Page and application data records ▸
+===+

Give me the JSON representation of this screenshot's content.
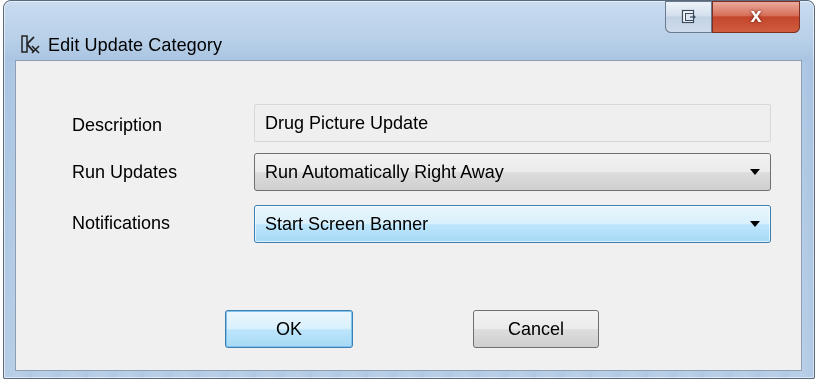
{
  "window": {
    "title": "Edit Update Category",
    "close_glyph": "x"
  },
  "form": {
    "description": {
      "label": "Description",
      "value": "Drug Picture Update"
    },
    "run_updates": {
      "label": "Run Updates",
      "value": "Run Automatically Right Away"
    },
    "notifications": {
      "label": "Notifications",
      "value": "Start Screen Banner"
    }
  },
  "buttons": {
    "ok_label": "OK",
    "cancel_label": "Cancel"
  },
  "icons": {
    "app": "app-logo-icon",
    "restore": "restore-icon",
    "close": "close-icon",
    "dropdown": "chevron-down-icon"
  },
  "colors": {
    "focus_border": "#3c7fb1",
    "close_button": "#c3452c",
    "dialog_background": "#f0f0f0"
  }
}
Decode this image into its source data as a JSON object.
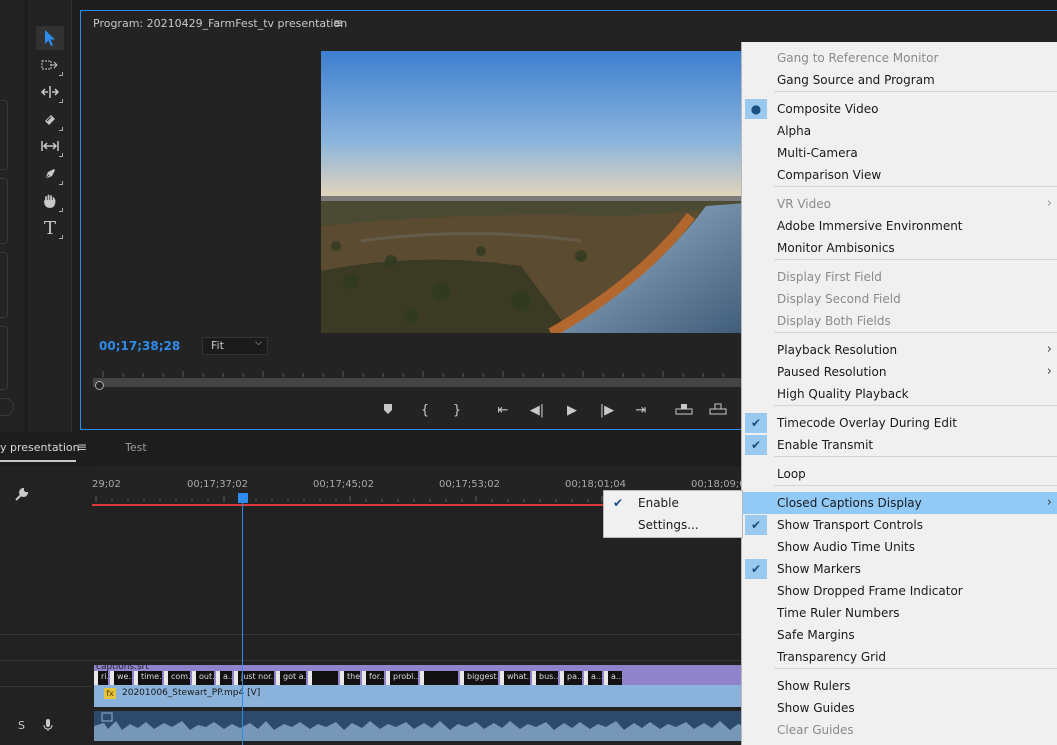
{
  "monitor": {
    "title": "Program: 20210429_FarmFest_tv presentation",
    "menu_icon": "≡",
    "timecode": "00;17;38;28",
    "zoom": "Fit"
  },
  "timeline": {
    "tab_active": "y presentation",
    "tab_menu_icon": "≡",
    "tab_other": "Test",
    "ruler_labels": [
      "29;02",
      "00;17;37;02",
      "00;17;45;02",
      "00;17;53;02",
      "00;18;01;04",
      "00;18;09;0"
    ],
    "captions_label": "captions.srt",
    "caption_chips": [
      "ri...",
      "we...",
      "time...",
      "com...",
      "out...",
      "a...",
      "just nor...",
      "got a...",
      "",
      "the...",
      "for...",
      "probl...",
      "",
      "biggest...",
      "what...",
      "bus...",
      "pa...",
      "a...",
      "a..."
    ],
    "video_clip_label": "20201006_Stewart_PP.mp4 [V]",
    "track_header_s": "S"
  },
  "menu": {
    "items": [
      {
        "label": "Gang to Reference Monitor",
        "disabled": true
      },
      {
        "label": "Gang Source and Program"
      },
      {
        "label": "Composite Video",
        "mark": "dot"
      },
      {
        "label": "Alpha"
      },
      {
        "label": "Multi-Camera"
      },
      {
        "label": "Comparison View"
      },
      {
        "label": "VR Video",
        "disabled": true,
        "submenu": true
      },
      {
        "label": "Adobe Immersive Environment"
      },
      {
        "label": "Monitor Ambisonics"
      },
      {
        "label": "Display First Field",
        "disabled": true
      },
      {
        "label": "Display Second Field",
        "disabled": true
      },
      {
        "label": "Display Both Fields",
        "disabled": true
      },
      {
        "label": "Playback Resolution",
        "submenu": true
      },
      {
        "label": "Paused Resolution",
        "submenu": true
      },
      {
        "label": "High Quality Playback"
      },
      {
        "label": "Timecode Overlay During Edit",
        "mark": "check"
      },
      {
        "label": "Enable Transmit",
        "mark": "check"
      },
      {
        "label": "Loop"
      },
      {
        "label": "Closed Captions Display",
        "submenu": true,
        "highlighted": true
      },
      {
        "label": "Show Transport Controls",
        "mark": "check"
      },
      {
        "label": "Show Audio Time Units"
      },
      {
        "label": "Show Markers",
        "mark": "check"
      },
      {
        "label": "Show Dropped Frame Indicator"
      },
      {
        "label": "Time Ruler Numbers"
      },
      {
        "label": "Safe Margins"
      },
      {
        "label": "Transparency Grid"
      },
      {
        "label": "Show Rulers"
      },
      {
        "label": "Show Guides"
      },
      {
        "label": "Clear Guides",
        "disabled": true
      }
    ]
  },
  "submenu": {
    "items": [
      {
        "label": "Enable",
        "mark": "check"
      },
      {
        "label": "Settings..."
      }
    ]
  },
  "icons": {
    "check": "✔",
    "dot": "●",
    "arrow": "›"
  },
  "colors": {
    "accent": "#2d8ceb",
    "menu_bg": "#f0f0f0",
    "menu_highlight": "#91c9f7",
    "captions_track": "#8f83cc",
    "video_track": "#8ab2da",
    "playhead_line": "#d93a3a"
  }
}
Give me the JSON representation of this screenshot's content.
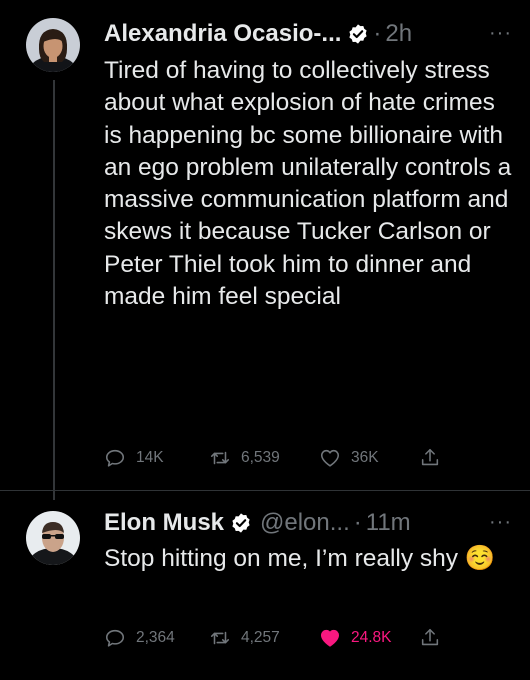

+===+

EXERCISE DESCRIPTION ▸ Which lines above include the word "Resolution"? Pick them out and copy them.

RESPONSE BELOW ▸
        "label": "Playback Resolution",
        "label": "Paused Resolution",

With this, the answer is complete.